Unfortunately, not all employers obey their legal obligation to purchase workers’ compensation insurance. When an employee gets hurt and the employer does not have insurance, the Minnesota Special Compensation Fund may pay the employee’s workers’ compensation benefits.
In Minnesota, all people or businesses that have one or more employees must get workers’ compensation insurance or qualify to be self-insured. Independent contractors and some casual workers such as many volunteers do not count as employees. But even small businesses with one part-time employee need insurance.
Many employers skate by without purchasing insurance until a worker gets hurt on the job. The injured worker can make a claim for workers’ compensation benefits from the employer. Under the law, the worker is entitled to benefits if he got injured in the course of working. When the worker finds out that the employer does not have insurance, he can report the employer to the Minnesota Department of Labor and Industry (DLI).
The DLI can assess fines against an uninsured employer. It can order compliance with the law, including orders to get insurance, not to employ anyone else until it covers an injured employee’s claim, and to pay a $1,000 fine per employee for each week the employer operated without insurance. Depending on how many employees it had, those fines can add up quickly. The employer has only 10 days to obey an order from the DLI.
In the meantime while the DLI is ordering an employer to follow the law, an injured worker can still receive benefits. Minnesota law established a “Special Compensation Fund” to help injured workers whose employers do not have insurance. Employees must make requests to the Fund to pay their benefits for work injuries.
After an employee makes a request to the Fund, a workers’ compensation judge will decide whether the employer is liable to pay benefits. Sometimes, liability will be clear, while other times the judge may have to decide difficult legal issues (such as whether a worker is an independent contractor, or whether the injury is work-related).
If the judge says the employer is liable, the Fund will pay for the worker’s medical expenses and wage loss benefits. In addition, the employer will have to pay the Fund back for the benefits and pay an additional penalty of 65% of those benefits. The penalty then funds benefits for other employees of uninsured employers.

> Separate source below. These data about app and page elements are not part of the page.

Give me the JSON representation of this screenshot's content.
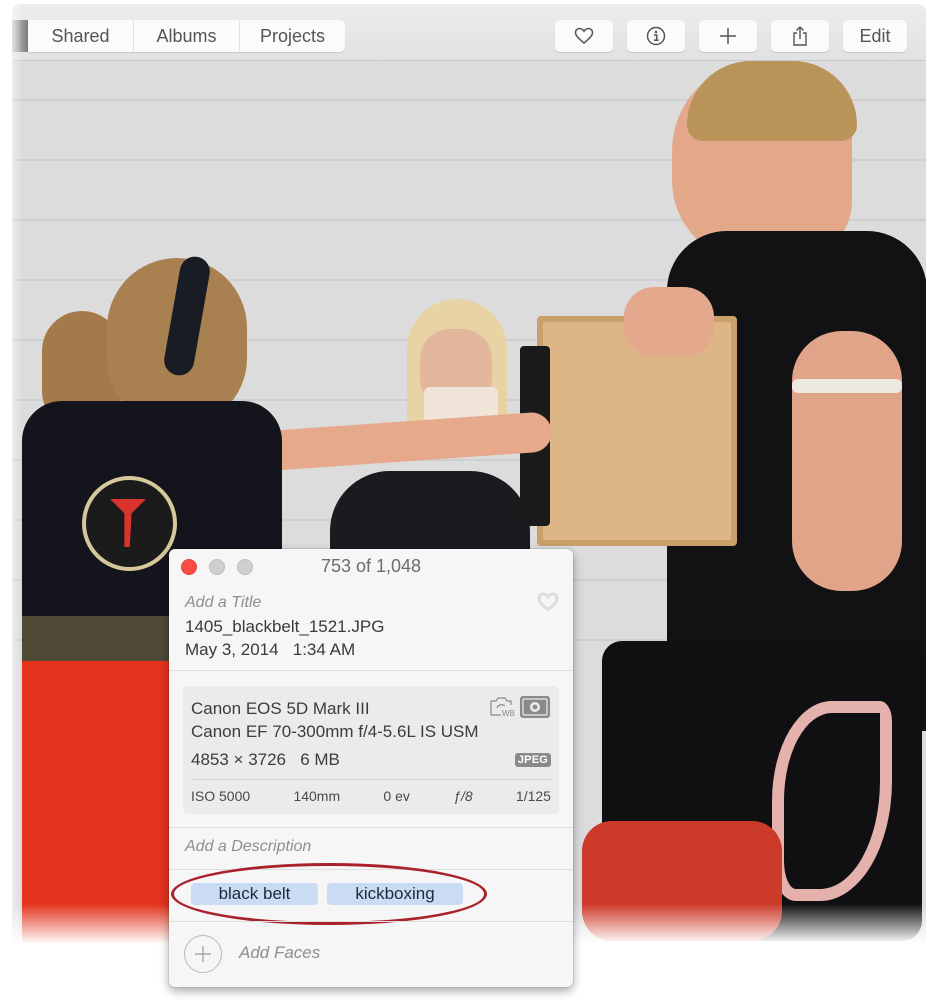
{
  "toolbar": {
    "segments": [
      {
        "label": "Shared"
      },
      {
        "label": "Albums"
      },
      {
        "label": "Projects"
      }
    ],
    "buttons": [
      {
        "icon": "heart-icon"
      },
      {
        "icon": "info-icon"
      },
      {
        "icon": "plus-icon"
      },
      {
        "icon": "share-icon"
      },
      {
        "label": "Edit"
      }
    ]
  },
  "photo": {
    "description": "Girl in black 'Master Tran' kickboxing shirt and red shorts punching a wooden board held by a man in black muay thai outfit; blonde woman photographing in background"
  },
  "info_panel": {
    "counter": "753 of 1,048",
    "title_placeholder": "Add a Title",
    "filename": "1405_blackbelt_1521.JPG",
    "date": "May 3, 2014",
    "time": "1:34 AM",
    "camera": "Canon EOS 5D Mark III",
    "lens": "Canon EF 70-300mm f/4-5.6L IS USM",
    "dimensions": "4853 × 3726",
    "file_size": "6 MB",
    "format_badge": "JPEG",
    "wb_label": "WB",
    "stats": {
      "iso": "ISO 5000",
      "focal_length": "140mm",
      "exposure_bias": "0 ev",
      "aperture": "ƒ/8",
      "shutter": "1/125"
    },
    "description_placeholder": "Add a Description",
    "keywords": [
      "black belt",
      "kickboxing"
    ],
    "add_faces_label": "Add Faces",
    "highlight_color": "#a9222b",
    "keyword_color": "#c9dcf3",
    "close_color": "#fc4b44"
  }
}
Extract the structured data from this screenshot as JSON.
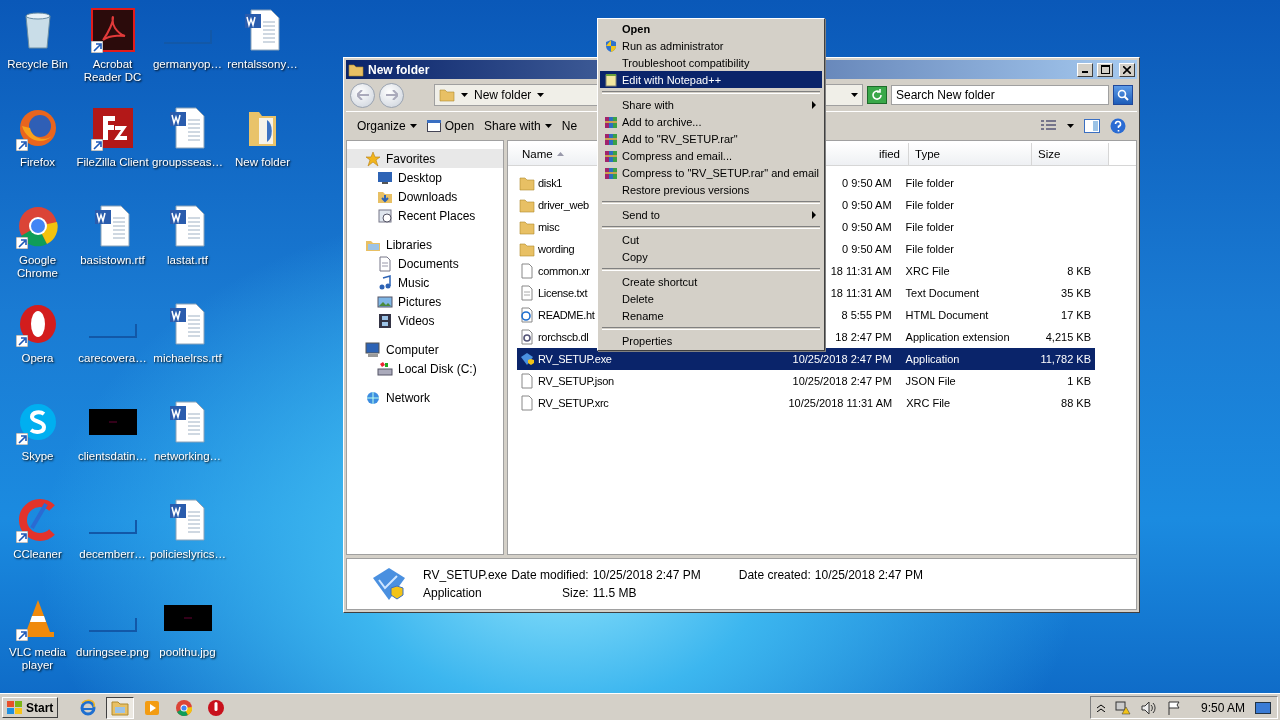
{
  "desktop_icons": [
    {
      "label": "Recycle Bin",
      "kind": "recycle-bin",
      "shortcut": false
    },
    {
      "label": "Firefox",
      "kind": "firefox",
      "shortcut": true
    },
    {
      "label": "Google Chrome",
      "kind": "chrome",
      "shortcut": true
    },
    {
      "label": "Opera",
      "kind": "opera",
      "shortcut": true
    },
    {
      "label": "Skype",
      "kind": "skype",
      "shortcut": true
    },
    {
      "label": "CCleaner",
      "kind": "ccleaner",
      "shortcut": true
    },
    {
      "label": "VLC media player",
      "kind": "vlc",
      "shortcut": true
    },
    {
      "label": "Acrobat Reader DC",
      "kind": "acrobat",
      "shortcut": true
    },
    {
      "label": "FileZilla Client",
      "kind": "filezilla",
      "shortcut": true
    },
    {
      "label": "basistown.rtf",
      "kind": "word",
      "shortcut": false
    },
    {
      "label": "carecovera…",
      "kind": "blank",
      "shortcut": false
    },
    {
      "label": "clientsdatin…",
      "kind": "dark-image",
      "shortcut": false
    },
    {
      "label": "decemberr…",
      "kind": "blank",
      "shortcut": false
    },
    {
      "label": "duringsee.png",
      "kind": "blank",
      "shortcut": false
    },
    {
      "label": "germanyop…",
      "kind": "blank",
      "shortcut": false
    },
    {
      "label": "groupsseas…",
      "kind": "word",
      "shortcut": false
    },
    {
      "label": "lastat.rtf",
      "kind": "word",
      "shortcut": false
    },
    {
      "label": "michaelrss.rtf",
      "kind": "word",
      "shortcut": false
    },
    {
      "label": "networking…",
      "kind": "word",
      "shortcut": false
    },
    {
      "label": "policieslyrics…",
      "kind": "word",
      "shortcut": false
    },
    {
      "label": "poolthu.jpg",
      "kind": "dark-image",
      "shortcut": false
    },
    {
      "label": "rentalssony…",
      "kind": "word",
      "shortcut": false
    },
    {
      "label": "New folder",
      "kind": "folder",
      "shortcut": false
    }
  ],
  "window": {
    "title": "New folder",
    "address": {
      "crumb": "New folder"
    },
    "search": {
      "placeholder": "Search New folder"
    },
    "toolbar": [
      "Organize",
      "Open",
      "Share with",
      "Ne"
    ],
    "nav_tree": [
      {
        "label": "Favorites",
        "kind": "star",
        "selected": true,
        "children": [
          {
            "label": "Desktop",
            "kind": "desktop",
            "selected": false
          },
          {
            "label": "Downloads",
            "kind": "downloads",
            "selected": false
          },
          {
            "label": "Recent Places",
            "kind": "recent",
            "selected": false
          }
        ]
      },
      {
        "label": "Libraries",
        "kind": "libraries",
        "selected": false,
        "children": [
          {
            "label": "Documents",
            "kind": "documents",
            "selected": false
          },
          {
            "label": "Music",
            "kind": "music",
            "selected": false
          },
          {
            "label": "Pictures",
            "kind": "pictures",
            "selected": false
          },
          {
            "label": "Videos",
            "kind": "videos",
            "selected": false
          }
        ]
      },
      {
        "label": "Computer",
        "kind": "computer",
        "selected": false,
        "children": [
          {
            "label": "Local Disk (C:)",
            "kind": "disk",
            "selected": false
          }
        ]
      },
      {
        "label": "Network",
        "kind": "network",
        "selected": false
      }
    ],
    "columns": [
      "Name",
      "ified",
      "Type",
      "Size"
    ],
    "rows": [
      {
        "name": "disk1",
        "kind": "folder",
        "modified": "0 9:50 AM",
        "type": "File folder",
        "size": "",
        "selected": false
      },
      {
        "name": "driver_web",
        "kind": "folder",
        "modified": "0 9:50 AM",
        "type": "File folder",
        "size": "",
        "selected": false
      },
      {
        "name": "misc",
        "kind": "folder",
        "modified": "0 9:50 AM",
        "type": "File folder",
        "size": "",
        "selected": false
      },
      {
        "name": "wording",
        "kind": "folder",
        "modified": "0 9:50 AM",
        "type": "File folder",
        "size": "",
        "selected": false
      },
      {
        "name": "common.xr",
        "kind": "file",
        "modified": "18 11:31 AM",
        "type": "XRC File",
        "size": "8 KB",
        "selected": false
      },
      {
        "name": "License.txt",
        "kind": "text",
        "modified": "18 11:31 AM",
        "type": "Text Document",
        "size": "35 KB",
        "selected": false
      },
      {
        "name": "README.ht",
        "kind": "html",
        "modified": "8 5:55 PM",
        "type": "HTML Document",
        "size": "17 KB",
        "selected": false
      },
      {
        "name": "rorchscb.dl",
        "kind": "dll",
        "modified": "18 2:47 PM",
        "type": "Application extension",
        "size": "4,215 KB",
        "selected": false
      },
      {
        "name": "RV_SETUP.exe",
        "kind": "exe",
        "modified": "10/25/2018 2:47 PM",
        "type": "Application",
        "size": "11,782 KB",
        "selected": true
      },
      {
        "name": "RV_SETUP.json",
        "kind": "file",
        "modified": "10/25/2018 2:47 PM",
        "type": "JSON File",
        "size": "1 KB",
        "selected": false
      },
      {
        "name": "RV_SETUP.xrc",
        "kind": "file",
        "modified": "10/25/2018 11:31 AM",
        "type": "XRC File",
        "size": "88 KB",
        "selected": false
      }
    ],
    "details": {
      "name": "RV_SETUP.exe",
      "type": "Application",
      "modified_label": "Date modified:",
      "modified": "10/25/2018 2:47 PM",
      "size_label": "Size:",
      "size": "11.5 MB",
      "created_label": "Date created:",
      "created": "10/25/2018 2:47 PM"
    }
  },
  "context_menu": [
    [
      {
        "label": "Open",
        "kind": "default",
        "selected": false,
        "submenu": false
      },
      {
        "label": "Run as administrator",
        "kind": "shield",
        "selected": false,
        "submenu": false
      },
      {
        "label": "Troubleshoot compatibility",
        "kind": "plain",
        "selected": false,
        "submenu": false
      },
      {
        "label": "Edit with Notepad++",
        "kind": "notepad",
        "selected": true,
        "submenu": false
      }
    ],
    [
      {
        "label": "Share with",
        "kind": "plain",
        "selected": false,
        "submenu": true
      },
      {
        "label": "Add to archive...",
        "kind": "archive",
        "selected": false,
        "submenu": false
      },
      {
        "label": "Add to \"RV_SETUP.rar\"",
        "kind": "archive",
        "selected": false,
        "submenu": false
      },
      {
        "label": "Compress and email...",
        "kind": "archive",
        "selected": false,
        "submenu": false
      },
      {
        "label": "Compress to \"RV_SETUP.rar\" and email",
        "kind": "archive",
        "selected": false,
        "submenu": false
      },
      {
        "label": "Restore previous versions",
        "kind": "plain",
        "selected": false,
        "submenu": false
      }
    ],
    [
      {
        "label": "Send to",
        "kind": "plain",
        "selected": false,
        "submenu": true
      }
    ],
    [
      {
        "label": "Cut",
        "kind": "plain",
        "selected": false,
        "submenu": false
      },
      {
        "label": "Copy",
        "kind": "plain",
        "selected": false,
        "submenu": false
      }
    ],
    [
      {
        "label": "Create shortcut",
        "kind": "plain",
        "selected": false,
        "submenu": false
      },
      {
        "label": "Delete",
        "kind": "plain",
        "selected": false,
        "submenu": false
      },
      {
        "label": "Rename",
        "kind": "plain",
        "selected": false,
        "submenu": false
      }
    ],
    [
      {
        "label": "Properties",
        "kind": "plain",
        "selected": false,
        "submenu": false
      }
    ]
  ],
  "taskbar": {
    "start": "Start",
    "apps": [
      {
        "kind": "ie",
        "selected": false
      },
      {
        "kind": "explorer",
        "selected": true
      },
      {
        "kind": "media",
        "selected": false
      },
      {
        "kind": "chrome",
        "selected": false
      },
      {
        "kind": "red-app",
        "selected": false
      }
    ],
    "clock": "9:50 AM"
  }
}
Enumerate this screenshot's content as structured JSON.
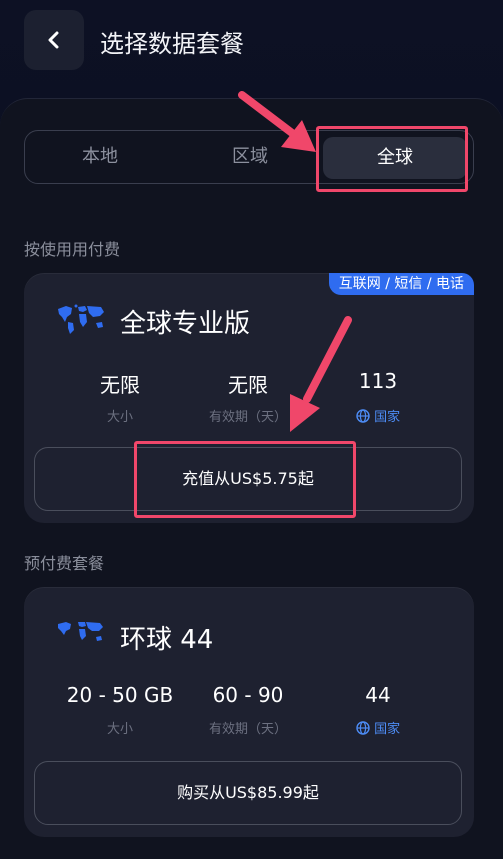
{
  "header": {
    "title": "选择数据套餐"
  },
  "tabs": [
    {
      "label": "本地",
      "active": false
    },
    {
      "label": "区域",
      "active": false
    },
    {
      "label": "全球",
      "active": true
    }
  ],
  "payg": {
    "section_label": "按使用用付费",
    "badge": "互联网 / 短信 / 电话",
    "title": "全球专业版",
    "stats": [
      {
        "value": "无限",
        "label": "大小"
      },
      {
        "value": "无限",
        "label": "有效期（天）"
      },
      {
        "value": "113",
        "label": "国家",
        "icon": "globe-icon"
      }
    ],
    "cta": "充值从US$5.75起"
  },
  "prepaid": {
    "section_label": "预付费套餐",
    "title": "环球 44",
    "stats": [
      {
        "value": "20 - 50 GB",
        "label": "大小"
      },
      {
        "value": "60 - 90",
        "label": "有效期（天）"
      },
      {
        "value": "44",
        "label": "国家",
        "icon": "globe-icon"
      }
    ],
    "cta": "购买从US$85.99起"
  },
  "colors": {
    "accent": "#2f6cf0",
    "highlight": "#f0476a",
    "background": "#0b0f20"
  }
}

Need help getting workers’ compensation for your injury? Joe Osterbauer, Esq. and the Osterbauer Law Firm stand up for injured Minnesota workers’ rights. Joe’s 27 years of workers’ compensation experience and his team’s speedy service combine to get clients the results they need. To schedule a free consultation, visit Osterbauer Law Firm online or call Joe’s office at (612) 334-3434.